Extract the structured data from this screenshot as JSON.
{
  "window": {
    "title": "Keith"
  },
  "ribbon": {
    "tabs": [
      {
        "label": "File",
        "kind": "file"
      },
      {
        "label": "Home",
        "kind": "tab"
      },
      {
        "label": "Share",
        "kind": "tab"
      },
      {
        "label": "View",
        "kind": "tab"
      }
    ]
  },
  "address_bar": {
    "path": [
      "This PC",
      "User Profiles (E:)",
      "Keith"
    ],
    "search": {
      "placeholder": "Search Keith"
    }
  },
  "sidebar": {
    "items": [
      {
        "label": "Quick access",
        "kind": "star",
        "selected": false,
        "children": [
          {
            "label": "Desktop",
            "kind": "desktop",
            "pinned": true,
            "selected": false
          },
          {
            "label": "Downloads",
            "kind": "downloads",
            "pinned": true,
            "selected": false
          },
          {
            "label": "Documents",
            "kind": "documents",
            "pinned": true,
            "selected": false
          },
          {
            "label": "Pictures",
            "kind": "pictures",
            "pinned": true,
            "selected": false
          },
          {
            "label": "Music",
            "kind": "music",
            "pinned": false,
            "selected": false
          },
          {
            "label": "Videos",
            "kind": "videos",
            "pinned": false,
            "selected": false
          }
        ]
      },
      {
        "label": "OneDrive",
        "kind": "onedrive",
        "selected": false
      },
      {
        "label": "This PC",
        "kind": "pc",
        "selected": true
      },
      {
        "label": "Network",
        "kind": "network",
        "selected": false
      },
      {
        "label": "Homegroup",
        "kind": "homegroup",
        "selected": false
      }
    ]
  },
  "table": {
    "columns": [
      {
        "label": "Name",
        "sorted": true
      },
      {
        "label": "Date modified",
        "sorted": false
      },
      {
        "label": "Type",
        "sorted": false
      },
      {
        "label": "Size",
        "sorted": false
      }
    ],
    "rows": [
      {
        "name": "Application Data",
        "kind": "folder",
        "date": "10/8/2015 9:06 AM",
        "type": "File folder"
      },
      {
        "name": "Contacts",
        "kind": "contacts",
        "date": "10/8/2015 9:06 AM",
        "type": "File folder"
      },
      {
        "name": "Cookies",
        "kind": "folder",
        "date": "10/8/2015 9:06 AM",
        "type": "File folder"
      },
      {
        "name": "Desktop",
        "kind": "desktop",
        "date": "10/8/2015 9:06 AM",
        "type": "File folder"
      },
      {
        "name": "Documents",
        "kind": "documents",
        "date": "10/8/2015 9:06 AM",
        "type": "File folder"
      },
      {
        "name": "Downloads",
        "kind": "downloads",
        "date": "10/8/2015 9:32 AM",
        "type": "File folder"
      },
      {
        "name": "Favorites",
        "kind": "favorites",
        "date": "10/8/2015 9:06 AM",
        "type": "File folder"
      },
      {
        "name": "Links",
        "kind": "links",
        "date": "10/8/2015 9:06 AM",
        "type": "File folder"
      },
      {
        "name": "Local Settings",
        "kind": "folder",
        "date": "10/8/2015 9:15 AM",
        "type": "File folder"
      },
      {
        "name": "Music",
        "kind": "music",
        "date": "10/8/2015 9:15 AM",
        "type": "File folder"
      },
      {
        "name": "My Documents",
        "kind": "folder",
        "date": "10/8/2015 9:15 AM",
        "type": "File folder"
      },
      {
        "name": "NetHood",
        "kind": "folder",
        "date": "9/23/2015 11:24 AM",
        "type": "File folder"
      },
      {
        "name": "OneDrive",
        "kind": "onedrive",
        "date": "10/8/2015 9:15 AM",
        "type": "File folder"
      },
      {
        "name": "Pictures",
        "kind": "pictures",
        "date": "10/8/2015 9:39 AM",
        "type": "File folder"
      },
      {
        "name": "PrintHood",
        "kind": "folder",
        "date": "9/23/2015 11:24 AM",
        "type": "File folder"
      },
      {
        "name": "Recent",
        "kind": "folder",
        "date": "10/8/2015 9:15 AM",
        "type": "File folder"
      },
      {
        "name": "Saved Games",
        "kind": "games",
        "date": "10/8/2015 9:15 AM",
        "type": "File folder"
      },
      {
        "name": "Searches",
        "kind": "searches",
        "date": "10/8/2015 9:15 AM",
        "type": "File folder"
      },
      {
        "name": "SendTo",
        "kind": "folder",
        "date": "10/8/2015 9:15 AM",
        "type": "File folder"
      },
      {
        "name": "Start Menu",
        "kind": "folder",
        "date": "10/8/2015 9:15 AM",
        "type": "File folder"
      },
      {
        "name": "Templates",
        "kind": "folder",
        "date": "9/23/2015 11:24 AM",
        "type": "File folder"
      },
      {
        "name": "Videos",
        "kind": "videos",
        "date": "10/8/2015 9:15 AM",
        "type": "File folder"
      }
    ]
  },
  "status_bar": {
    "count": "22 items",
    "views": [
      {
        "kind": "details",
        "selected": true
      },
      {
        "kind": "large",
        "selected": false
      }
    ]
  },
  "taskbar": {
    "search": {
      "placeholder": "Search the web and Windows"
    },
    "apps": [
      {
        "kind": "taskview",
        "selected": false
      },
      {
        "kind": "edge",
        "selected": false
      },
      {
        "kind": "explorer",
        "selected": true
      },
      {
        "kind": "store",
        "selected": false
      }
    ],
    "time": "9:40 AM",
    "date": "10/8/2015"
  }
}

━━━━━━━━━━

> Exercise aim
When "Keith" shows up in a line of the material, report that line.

> Output below
    "title": "Keith"
      "Keith"
      "placeholder": "Search Keith"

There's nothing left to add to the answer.